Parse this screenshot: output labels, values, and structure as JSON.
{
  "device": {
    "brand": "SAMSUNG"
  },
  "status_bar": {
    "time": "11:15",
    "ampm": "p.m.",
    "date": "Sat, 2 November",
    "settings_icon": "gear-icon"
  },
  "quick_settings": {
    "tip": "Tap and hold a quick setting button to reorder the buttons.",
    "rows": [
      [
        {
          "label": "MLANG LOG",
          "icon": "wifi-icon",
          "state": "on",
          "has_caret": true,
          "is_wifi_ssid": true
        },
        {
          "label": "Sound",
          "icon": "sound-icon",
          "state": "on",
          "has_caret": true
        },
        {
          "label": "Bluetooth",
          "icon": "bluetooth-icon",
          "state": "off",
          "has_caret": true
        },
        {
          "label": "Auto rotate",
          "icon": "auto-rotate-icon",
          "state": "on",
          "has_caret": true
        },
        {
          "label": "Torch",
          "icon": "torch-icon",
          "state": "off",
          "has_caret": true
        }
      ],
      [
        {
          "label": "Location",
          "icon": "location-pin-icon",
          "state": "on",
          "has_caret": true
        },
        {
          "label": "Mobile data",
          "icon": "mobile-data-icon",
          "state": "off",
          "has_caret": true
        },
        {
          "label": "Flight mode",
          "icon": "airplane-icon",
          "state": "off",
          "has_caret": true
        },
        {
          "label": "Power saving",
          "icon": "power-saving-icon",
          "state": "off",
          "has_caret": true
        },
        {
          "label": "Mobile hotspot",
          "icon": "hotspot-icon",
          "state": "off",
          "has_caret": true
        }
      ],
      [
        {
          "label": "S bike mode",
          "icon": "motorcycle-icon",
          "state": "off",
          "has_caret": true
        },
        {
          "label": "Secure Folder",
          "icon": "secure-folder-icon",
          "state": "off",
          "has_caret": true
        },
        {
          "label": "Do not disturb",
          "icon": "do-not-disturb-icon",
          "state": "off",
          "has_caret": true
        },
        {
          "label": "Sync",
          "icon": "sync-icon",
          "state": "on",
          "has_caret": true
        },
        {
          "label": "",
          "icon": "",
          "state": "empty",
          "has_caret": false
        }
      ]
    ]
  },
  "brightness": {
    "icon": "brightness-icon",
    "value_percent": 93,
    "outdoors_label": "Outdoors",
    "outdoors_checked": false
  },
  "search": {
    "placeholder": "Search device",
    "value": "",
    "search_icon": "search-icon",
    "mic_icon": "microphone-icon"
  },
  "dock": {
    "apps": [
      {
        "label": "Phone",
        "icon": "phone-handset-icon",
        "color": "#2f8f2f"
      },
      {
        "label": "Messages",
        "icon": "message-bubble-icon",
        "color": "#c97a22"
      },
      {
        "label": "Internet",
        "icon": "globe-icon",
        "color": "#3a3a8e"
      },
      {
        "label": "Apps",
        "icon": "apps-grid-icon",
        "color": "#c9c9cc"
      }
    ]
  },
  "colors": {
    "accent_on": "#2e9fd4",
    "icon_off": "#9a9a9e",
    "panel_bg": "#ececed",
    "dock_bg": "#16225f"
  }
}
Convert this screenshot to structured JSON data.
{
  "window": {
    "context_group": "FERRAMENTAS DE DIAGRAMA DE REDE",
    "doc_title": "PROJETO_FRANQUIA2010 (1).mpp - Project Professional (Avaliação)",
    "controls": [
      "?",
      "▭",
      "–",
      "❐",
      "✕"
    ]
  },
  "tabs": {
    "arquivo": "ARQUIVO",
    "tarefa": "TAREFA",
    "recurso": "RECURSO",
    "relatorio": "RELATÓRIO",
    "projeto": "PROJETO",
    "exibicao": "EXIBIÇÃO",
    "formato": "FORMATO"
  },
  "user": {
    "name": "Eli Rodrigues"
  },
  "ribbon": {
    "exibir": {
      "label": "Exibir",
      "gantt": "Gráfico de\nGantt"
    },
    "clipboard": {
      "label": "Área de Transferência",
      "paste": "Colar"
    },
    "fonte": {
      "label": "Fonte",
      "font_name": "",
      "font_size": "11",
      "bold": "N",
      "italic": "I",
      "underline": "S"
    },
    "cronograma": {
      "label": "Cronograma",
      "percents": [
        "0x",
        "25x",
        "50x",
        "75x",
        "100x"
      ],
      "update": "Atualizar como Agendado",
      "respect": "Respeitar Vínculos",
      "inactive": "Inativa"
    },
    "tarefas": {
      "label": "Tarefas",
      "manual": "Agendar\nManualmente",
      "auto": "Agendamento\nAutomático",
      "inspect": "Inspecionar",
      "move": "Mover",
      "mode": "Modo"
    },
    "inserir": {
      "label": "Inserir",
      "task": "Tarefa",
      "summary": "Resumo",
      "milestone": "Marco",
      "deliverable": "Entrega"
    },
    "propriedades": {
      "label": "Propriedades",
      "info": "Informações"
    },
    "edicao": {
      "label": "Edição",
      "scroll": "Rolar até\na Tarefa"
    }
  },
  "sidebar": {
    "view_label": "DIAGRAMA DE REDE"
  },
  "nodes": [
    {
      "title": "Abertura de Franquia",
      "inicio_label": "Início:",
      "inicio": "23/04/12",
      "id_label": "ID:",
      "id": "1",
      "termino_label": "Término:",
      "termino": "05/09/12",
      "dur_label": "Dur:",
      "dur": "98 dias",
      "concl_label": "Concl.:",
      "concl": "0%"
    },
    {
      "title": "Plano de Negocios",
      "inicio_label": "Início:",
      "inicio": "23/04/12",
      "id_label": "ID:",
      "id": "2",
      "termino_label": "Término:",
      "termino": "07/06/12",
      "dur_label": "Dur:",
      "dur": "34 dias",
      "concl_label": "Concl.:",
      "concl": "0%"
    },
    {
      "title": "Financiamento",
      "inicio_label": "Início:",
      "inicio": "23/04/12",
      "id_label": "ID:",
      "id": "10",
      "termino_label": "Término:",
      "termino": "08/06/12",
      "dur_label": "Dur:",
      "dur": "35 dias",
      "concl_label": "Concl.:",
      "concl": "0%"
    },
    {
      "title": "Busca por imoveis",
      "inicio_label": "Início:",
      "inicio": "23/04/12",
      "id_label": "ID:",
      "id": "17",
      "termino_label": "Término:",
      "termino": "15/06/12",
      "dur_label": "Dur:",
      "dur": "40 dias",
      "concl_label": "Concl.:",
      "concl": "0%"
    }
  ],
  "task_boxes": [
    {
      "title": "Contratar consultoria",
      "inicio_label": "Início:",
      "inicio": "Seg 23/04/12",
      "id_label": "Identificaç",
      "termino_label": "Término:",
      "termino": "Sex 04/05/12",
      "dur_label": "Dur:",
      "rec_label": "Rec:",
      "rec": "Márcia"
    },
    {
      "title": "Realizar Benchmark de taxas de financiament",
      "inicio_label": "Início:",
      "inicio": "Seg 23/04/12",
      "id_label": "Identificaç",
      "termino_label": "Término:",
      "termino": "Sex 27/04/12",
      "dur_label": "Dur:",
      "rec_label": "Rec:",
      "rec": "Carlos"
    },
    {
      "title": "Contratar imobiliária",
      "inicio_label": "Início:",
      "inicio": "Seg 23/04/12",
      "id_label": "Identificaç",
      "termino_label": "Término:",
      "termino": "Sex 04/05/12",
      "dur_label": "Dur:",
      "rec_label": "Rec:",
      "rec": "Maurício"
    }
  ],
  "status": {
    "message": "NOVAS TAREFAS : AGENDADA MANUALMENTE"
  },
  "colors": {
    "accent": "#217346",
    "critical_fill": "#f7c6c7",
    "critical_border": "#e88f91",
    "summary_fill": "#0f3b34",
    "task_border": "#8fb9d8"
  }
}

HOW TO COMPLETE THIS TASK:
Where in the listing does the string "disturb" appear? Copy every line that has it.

EXERCISE RESPONSE:
          "label": "Do not disturb",
          "icon": "do-not-disturb-icon",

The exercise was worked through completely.